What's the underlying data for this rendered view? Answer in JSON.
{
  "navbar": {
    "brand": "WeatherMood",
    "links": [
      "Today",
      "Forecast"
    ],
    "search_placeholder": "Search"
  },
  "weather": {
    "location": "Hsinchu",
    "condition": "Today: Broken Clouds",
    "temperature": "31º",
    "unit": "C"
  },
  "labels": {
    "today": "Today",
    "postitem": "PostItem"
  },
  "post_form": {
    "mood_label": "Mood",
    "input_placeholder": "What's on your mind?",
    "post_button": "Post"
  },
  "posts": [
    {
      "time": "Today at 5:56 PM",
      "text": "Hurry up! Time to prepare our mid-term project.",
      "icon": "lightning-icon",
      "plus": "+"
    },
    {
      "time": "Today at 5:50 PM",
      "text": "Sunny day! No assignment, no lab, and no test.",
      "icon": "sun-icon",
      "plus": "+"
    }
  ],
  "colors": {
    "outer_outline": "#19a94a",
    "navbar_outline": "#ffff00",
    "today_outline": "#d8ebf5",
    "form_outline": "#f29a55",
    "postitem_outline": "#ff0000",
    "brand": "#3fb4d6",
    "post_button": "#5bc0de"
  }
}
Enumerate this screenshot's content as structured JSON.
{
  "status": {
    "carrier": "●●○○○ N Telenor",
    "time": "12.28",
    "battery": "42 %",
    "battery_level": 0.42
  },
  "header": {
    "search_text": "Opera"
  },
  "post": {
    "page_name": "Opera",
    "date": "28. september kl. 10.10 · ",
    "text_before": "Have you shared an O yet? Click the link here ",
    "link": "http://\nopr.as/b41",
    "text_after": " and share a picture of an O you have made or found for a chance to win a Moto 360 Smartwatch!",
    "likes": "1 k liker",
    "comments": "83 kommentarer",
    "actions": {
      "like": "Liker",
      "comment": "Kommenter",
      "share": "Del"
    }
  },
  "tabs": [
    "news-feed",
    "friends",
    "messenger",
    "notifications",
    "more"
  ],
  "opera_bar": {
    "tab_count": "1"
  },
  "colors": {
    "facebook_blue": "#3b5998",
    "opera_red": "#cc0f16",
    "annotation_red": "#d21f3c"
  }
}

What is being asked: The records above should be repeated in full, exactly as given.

Expected answer:
What's the underlying data for this rendered view? Answer in JSON.
{
  "navbar": {
    "brand": "WeatherMood",
    "links": [
      "Today",
      "Forecast"
    ],
    "search_placeholder": "Search"
  },
  "weather": {
    "location": "Hsinchu",
    "condition": "Today: Broken Clouds",
    "temperature": "31º",
    "unit": "C"
  },
  "labels": {
    "today": "Today",
    "postitem": "PostItem"
  },
  "post_form": {
    "mood_label": "Mood",
    "input_placeholder": "What's on your mind?",
    "post_button": "Post"
  },
  "posts": [
    {
      "time": "Today at 5:56 PM",
      "text": "Hurry up! Time to prepare our mid-term project.",
      "icon": "lightning-icon",
      "plus": "+"
    },
    {
      "time": "Today at 5:50 PM",
      "text": "Sunny day! No assignment, no lab, and no test.",
      "icon": "sun-icon",
      "plus": "+"
    }
  ],
  "colors": {
    "outer_outline": "#19a94a",
    "navbar_outline": "#ffff00",
    "today_outline": "#d8ebf5",
    "form_outline": "#f29a55",
    "postitem_outline": "#ff0000",
    "brand": "#3fb4d6",
    "post_button": "#5bc0de"
  }
}
Enumerate this screenshot's content as structured JSON.
{
  "status": {
    "carrier": "●●○○○ N Telenor",
    "time": "12.28",
    "battery": "42 %",
    "battery_level": 0.42
  },
  "header": {
    "search_text": "Opera"
  },
  "post": {
    "page_name": "Opera",
    "date": "28. september kl. 10.10 · ",
    "text_before": "Have you shared an O yet? Click the link here ",
    "link": "http://\nopr.as/b41",
    "text_after": " and share a picture of an O you have made or found for a chance to win a Moto 360 Smartwatch!",
    "likes": "1 k liker",
    "comments": "83 kommentarer",
    "actions": {
      "like": "Liker",
      "comment": "Kommenter",
      "share": "Del"
    }
  },
  "tabs": [
    "news-feed",
    "friends",
    "messenger",
    "notifications",
    "more"
  ],
  "opera_bar": {
    "tab_count": "1"
  },
  "colors": {
    "facebook_blue": "#3b5998",
    "opera_red": "#cc0f16",
    "annotation_red": "#d21f3c"
  }
}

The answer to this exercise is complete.